EXERCISE INSTRUCTIONS: An exact repetition of the data is required; no picture should appear in it.

Dataset rows for apps and sites
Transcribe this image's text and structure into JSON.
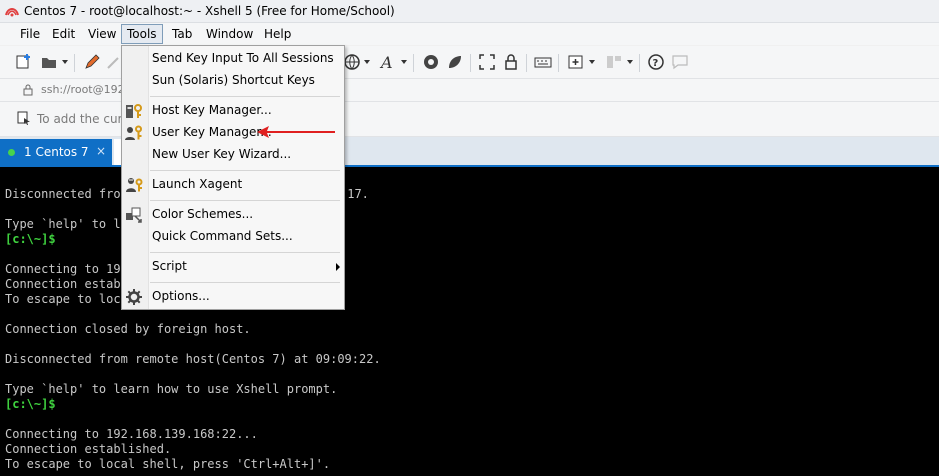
{
  "window": {
    "title": "Centos 7 - root@localhost:~ - Xshell 5 (Free for Home/School)"
  },
  "menubar": {
    "items": [
      "File",
      "Edit",
      "View",
      "Tools",
      "Tab",
      "Window",
      "Help"
    ],
    "active": "Tools"
  },
  "addressbar": {
    "address": "ssh://root@192"
  },
  "hintbar": {
    "text": "To add the curre"
  },
  "tabs": [
    {
      "label": "1 Centos 7",
      "close": "×"
    }
  ],
  "terminal": {
    "lines": [
      {
        "text": "Disconnected from",
        "kind": "normal"
      },
      {
        "text": "",
        "kind": "normal"
      },
      {
        "text": "Type `help' to le",
        "kind": "normal"
      },
      {
        "text": "[c:\\~]$",
        "kind": "prompt"
      },
      {
        "text": "",
        "kind": "normal"
      },
      {
        "text": "Connecting to 192",
        "kind": "normal"
      },
      {
        "text": "Connection establ",
        "kind": "normal"
      },
      {
        "text": "To escape to loca",
        "kind": "normal"
      },
      {
        "text": "",
        "kind": "normal"
      },
      {
        "text": "Connection closed by foreign host.",
        "kind": "normal"
      },
      {
        "text": "",
        "kind": "normal"
      },
      {
        "text": "Disconnected from remote host(Centos 7) at 09:09:22.",
        "kind": "normal"
      },
      {
        "text": "",
        "kind": "normal"
      },
      {
        "text": "Type `help' to learn how to use Xshell prompt.",
        "kind": "normal"
      },
      {
        "text": "[c:\\~]$",
        "kind": "prompt"
      },
      {
        "text": "",
        "kind": "normal"
      },
      {
        "text": "Connecting to 192.168.139.168:22...",
        "kind": "normal"
      },
      {
        "text": "Connection established.",
        "kind": "normal"
      },
      {
        "text": "To escape to local shell, press 'Ctrl+Alt+]'.",
        "kind": "normal"
      }
    ],
    "partial_right": ":17."
  },
  "tools_menu": {
    "items": [
      {
        "label": "Send Key Input To All Sessions",
        "icon": ""
      },
      {
        "label": "Sun (Solaris) Shortcut Keys",
        "icon": ""
      },
      {
        "label": "Host Key Manager...",
        "icon": "host-key-icon"
      },
      {
        "label": "User Key Manager...",
        "icon": "user-key-icon"
      },
      {
        "label": "New User Key Wizard...",
        "icon": ""
      },
      {
        "label": "Launch Xagent",
        "icon": "xagent-icon"
      },
      {
        "label": "Color Schemes...",
        "icon": "color-schemes-icon"
      },
      {
        "label": "Quick Command Sets...",
        "icon": ""
      },
      {
        "label": "Script",
        "icon": "",
        "submenu": true
      },
      {
        "label": "Options...",
        "icon": "gear-icon"
      }
    ]
  },
  "colors": {
    "accent": "#0f6fc6",
    "arrow": "#e02020",
    "prompt": "#3fd23f"
  }
}
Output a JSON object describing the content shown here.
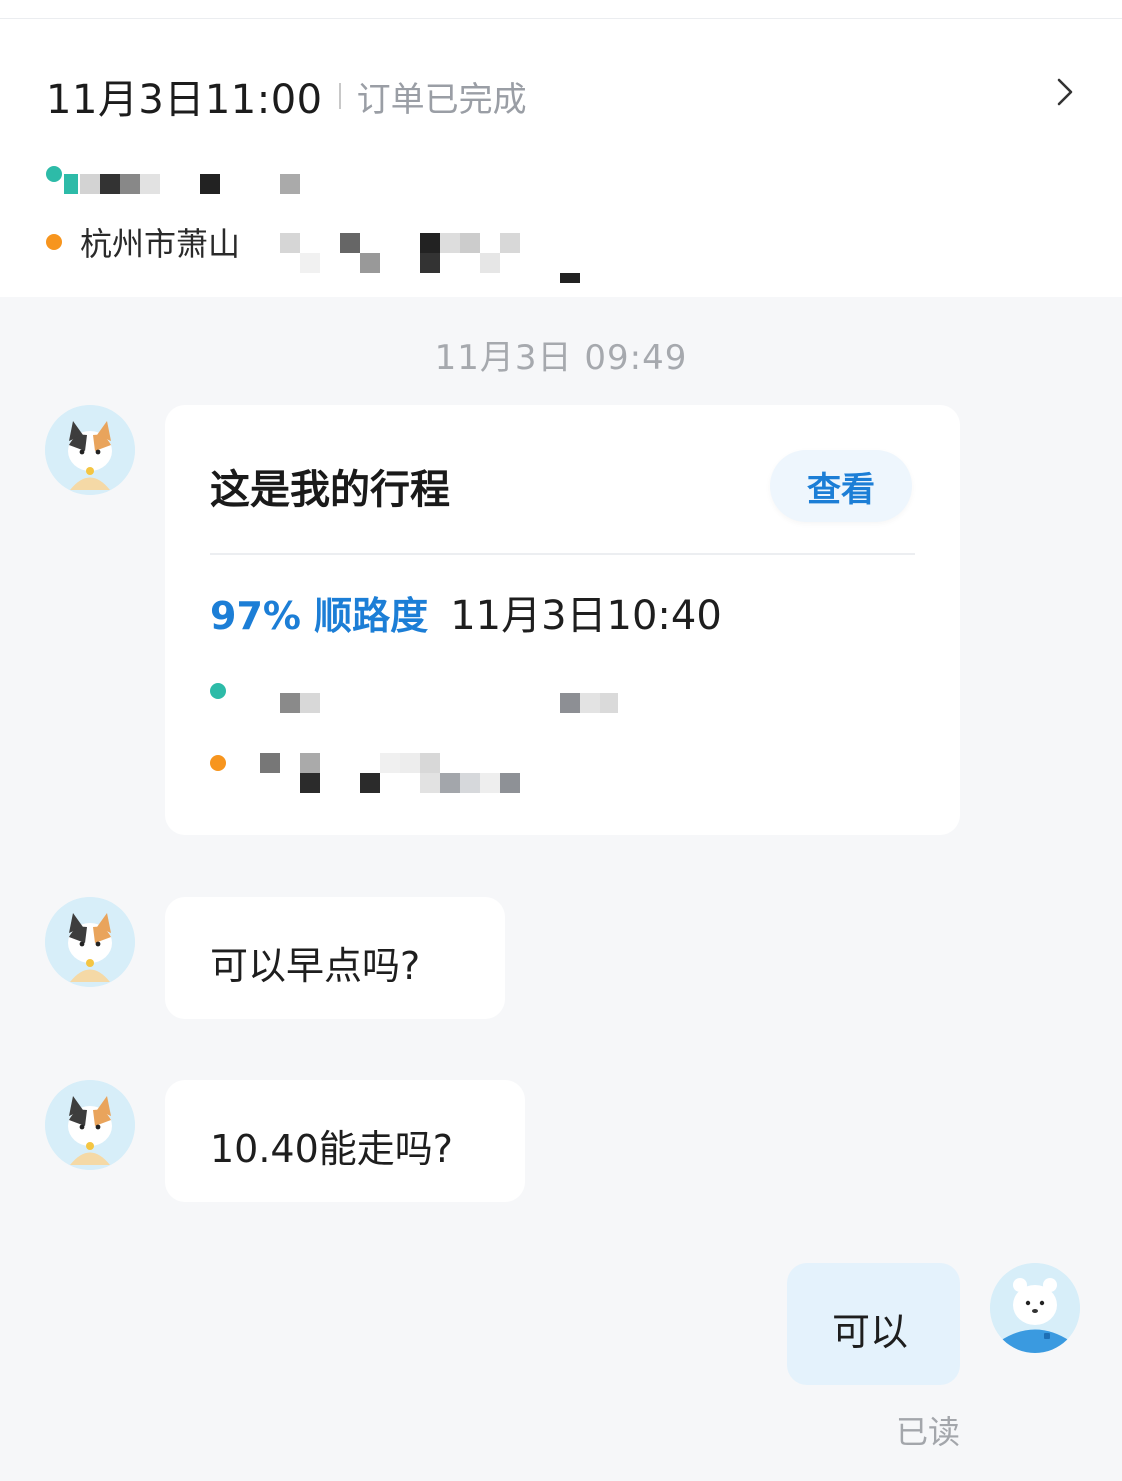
{
  "order": {
    "datetime": "11月3日11:00",
    "status": "订单已完成",
    "destination_partial": "杭州市萧山"
  },
  "chat": {
    "timestamp": "11月3日 09:49",
    "trip_card": {
      "title": "这是我的行程",
      "view_button": "查看",
      "match": "97% 顺路度",
      "time": "11月3日10:40"
    },
    "messages": [
      {
        "text": "可以早点吗?"
      },
      {
        "text": "10.40能走吗?"
      }
    ],
    "reply": {
      "text": "可以"
    },
    "read_status": "已读"
  },
  "colors": {
    "accent": "#1c7ed6",
    "start_dot": "#2dbba8",
    "end_dot": "#f7951e",
    "outgoing_bubble": "#e4f2fc"
  },
  "icons": {
    "chevron": "chevron-right-icon",
    "driver_avatar": "cat-avatar",
    "user_avatar": "polar-bear-avatar"
  }
}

SOLUTION TO THE PROBLEM:
Transcribe this image's text and structure into JSON.
{
  "window": {
    "title": "Centos 7 - root@localhost:~ - Xshell 5 (Free for Home/School)"
  },
  "menubar": {
    "items": [
      "File",
      "Edit",
      "View",
      "Tools",
      "Tab",
      "Window",
      "Help"
    ],
    "active": "Tools"
  },
  "addressbar": {
    "address": "ssh://root@192"
  },
  "hintbar": {
    "text": "To add the curre"
  },
  "tabs": [
    {
      "label": "1 Centos 7",
      "close": "×"
    }
  ],
  "terminal": {
    "lines": [
      {
        "text": "Disconnected from",
        "kind": "normal"
      },
      {
        "text": "",
        "kind": "normal"
      },
      {
        "text": "Type `help' to le",
        "kind": "normal"
      },
      {
        "text": "[c:\\~]$",
        "kind": "prompt"
      },
      {
        "text": "",
        "kind": "normal"
      },
      {
        "text": "Connecting to 192",
        "kind": "normal"
      },
      {
        "text": "Connection establ",
        "kind": "normal"
      },
      {
        "text": "To escape to loca",
        "kind": "normal"
      },
      {
        "text": "",
        "kind": "normal"
      },
      {
        "text": "Connection closed by foreign host.",
        "kind": "normal"
      },
      {
        "text": "",
        "kind": "normal"
      },
      {
        "text": "Disconnected from remote host(Centos 7) at 09:09:22.",
        "kind": "normal"
      },
      {
        "text": "",
        "kind": "normal"
      },
      {
        "text": "Type `help' to learn how to use Xshell prompt.",
        "kind": "normal"
      },
      {
        "text": "[c:\\~]$",
        "kind": "prompt"
      },
      {
        "text": "",
        "kind": "normal"
      },
      {
        "text": "Connecting to 192.168.139.168:22...",
        "kind": "normal"
      },
      {
        "text": "Connection established.",
        "kind": "normal"
      },
      {
        "text": "To escape to local shell, press 'Ctrl+Alt+]'.",
        "kind": "normal"
      }
    ],
    "partial_right": ":17."
  },
  "tools_menu": {
    "items": [
      {
        "label": "Send Key Input To All Sessions",
        "icon": ""
      },
      {
        "label": "Sun (Solaris) Shortcut Keys",
        "icon": ""
      },
      {
        "label": "Host Key Manager...",
        "icon": "host-key-icon"
      },
      {
        "label": "User Key Manager...",
        "icon": "user-key-icon"
      },
      {
        "label": "New User Key Wizard...",
        "icon": ""
      },
      {
        "label": "Launch Xagent",
        "icon": "xagent-icon"
      },
      {
        "label": "Color Schemes...",
        "icon": "color-schemes-icon"
      },
      {
        "label": "Quick Command Sets...",
        "icon": ""
      },
      {
        "label": "Script",
        "icon": "",
        "submenu": true
      },
      {
        "label": "Options...",
        "icon": "gear-icon"
      }
    ]
  },
  "colors": {
    "accent": "#0f6fc6",
    "arrow": "#e02020",
    "prompt": "#3fd23f"
  }
}
Output a JSON object describing the content shown here.
{
  "order": {
    "datetime": "11月3日11:00",
    "status": "订单已完成",
    "destination_partial": "杭州市萧山"
  },
  "chat": {
    "timestamp": "11月3日 09:49",
    "trip_card": {
      "title": "这是我的行程",
      "view_button": "查看",
      "match": "97% 顺路度",
      "time": "11月3日10:40"
    },
    "messages": [
      {
        "text": "可以早点吗?"
      },
      {
        "text": "10.40能走吗?"
      }
    ],
    "reply": {
      "text": "可以"
    },
    "read_status": "已读"
  },
  "colors": {
    "accent": "#1c7ed6",
    "start_dot": "#2dbba8",
    "end_dot": "#f7951e",
    "outgoing_bubble": "#e4f2fc"
  },
  "icons": {
    "chevron": "chevron-right-icon",
    "driver_avatar": "cat-avatar",
    "user_avatar": "polar-bear-avatar"
  }
}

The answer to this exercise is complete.